Later in her article, Schenk explores the findings of epigraphical scholar Ute Eisen, as documented in Eisen’s book Women Officeholders in Early Christianity, and concludes that “[the] evidence indicates that there were single women and married women whose husbands were not officeholders who were given the title of ‘priest,’ as priesthood was understood at the time.”
Schenk then turns her attention to Mary Magdalene, noting that “many mistakenly associate the penitent woman sinner with Mary of Magdala, making her a prostitute even though there is no historical or biblical basis for the claim.”
“Neither is there any basis,” says Schenk, “for Mr. Brown’s Da Vinci tale that Mary of Magdala was married to Jesus. This idea is based on a 12th-century myth. The contention that ancient writers didn’t mention Jesus’ marriage and offspring for fear of Jewish persecution doesn’t really hold up because John’s Gospel and much of the apocryphal literature were written after the fall of Jerusalem in the year 70, when there would have been nothing to fear from Jewish authorities. If Mary of Magdala was Jesus’ wife and the mother of his child, it is improbable that such texts would have omitted such important facts, especially since both portray her in considerable detail as the primary witness to the resurrection and a female leader who, in many ways, understood Jesus’ mission better than the male disciples.”
Elsewhere, Schenk notes that “atypically, Mary of Magdala was named according to the town she was from, not by her relationship to a man. Biblical scholars believe this indicates she was a wealthy woman of independent means who, with Joanna and Susanna, helped underwrite Jesus’ Galilean mission.”
Schenk also reminds us that “all four Gospels show [Mary of Magdala] leading the group of women who accompanied Jesus through his crucifixion and witnessed his death, burial and resurrection. Biblical scholars see this as strong proof for the historicity of the Resurrection accounts. Had they been fabricated, women would never have been named as witnesses in a culture that did not accept their legal testimony.
Schenk concludes her piece with a stinging yet totally appropriate rebuke of the Catholic Church’s official stance on the issue of women and leadership: “Jesus’ inclusion of women in his itinerant Galilean discipleship and their prominent role as witnesses to the Resurrection provides compelling explanation for women’s experience of themselves as called and chosen to proclaim the Gospel and exercise leadership alongside their brothers in the early church.
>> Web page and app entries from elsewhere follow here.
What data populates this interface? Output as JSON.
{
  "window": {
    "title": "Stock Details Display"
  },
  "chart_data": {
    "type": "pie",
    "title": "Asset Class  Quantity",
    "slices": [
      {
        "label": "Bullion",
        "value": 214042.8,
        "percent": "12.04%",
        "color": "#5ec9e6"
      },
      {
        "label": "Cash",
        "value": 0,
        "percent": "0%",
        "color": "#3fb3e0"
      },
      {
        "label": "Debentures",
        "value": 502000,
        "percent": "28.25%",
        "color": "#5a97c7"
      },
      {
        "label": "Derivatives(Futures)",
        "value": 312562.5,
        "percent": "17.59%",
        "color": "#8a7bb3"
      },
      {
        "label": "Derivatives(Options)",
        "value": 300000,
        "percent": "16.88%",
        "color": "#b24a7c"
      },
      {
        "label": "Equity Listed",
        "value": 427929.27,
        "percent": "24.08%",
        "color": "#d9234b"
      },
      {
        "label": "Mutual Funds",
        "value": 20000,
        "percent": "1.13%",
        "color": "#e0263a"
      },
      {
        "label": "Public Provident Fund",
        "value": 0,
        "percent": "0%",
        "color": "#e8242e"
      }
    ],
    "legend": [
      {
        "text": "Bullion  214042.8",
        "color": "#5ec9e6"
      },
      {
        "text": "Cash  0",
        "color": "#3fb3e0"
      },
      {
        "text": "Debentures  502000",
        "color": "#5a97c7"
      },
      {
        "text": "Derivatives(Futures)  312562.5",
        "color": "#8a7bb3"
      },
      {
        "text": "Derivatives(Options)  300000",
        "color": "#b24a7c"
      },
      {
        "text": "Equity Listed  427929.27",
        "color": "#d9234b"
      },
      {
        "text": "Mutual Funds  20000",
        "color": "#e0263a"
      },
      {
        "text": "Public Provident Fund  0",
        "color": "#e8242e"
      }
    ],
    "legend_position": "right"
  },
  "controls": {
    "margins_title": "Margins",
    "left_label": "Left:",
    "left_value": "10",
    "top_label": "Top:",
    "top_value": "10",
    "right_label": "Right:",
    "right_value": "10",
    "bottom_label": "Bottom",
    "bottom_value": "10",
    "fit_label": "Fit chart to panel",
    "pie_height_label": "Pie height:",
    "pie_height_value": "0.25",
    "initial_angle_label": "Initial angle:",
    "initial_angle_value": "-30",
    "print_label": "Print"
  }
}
Unfortunately, our church has yet to catch up to the vision of Jesus, who loved, empowered and accepted the ministry of women but was probably not married to one.”
“Rather than speculate on whether Mary of Magdala was married to Jesus,” says Schenk, “it would be better to imitate her generosity and courage in accompanying a condemned political prisoner through a torturous death and her faith in proclaiming the Resurrection, God’s own affirmation of all the values for which Jesus suffered and died.”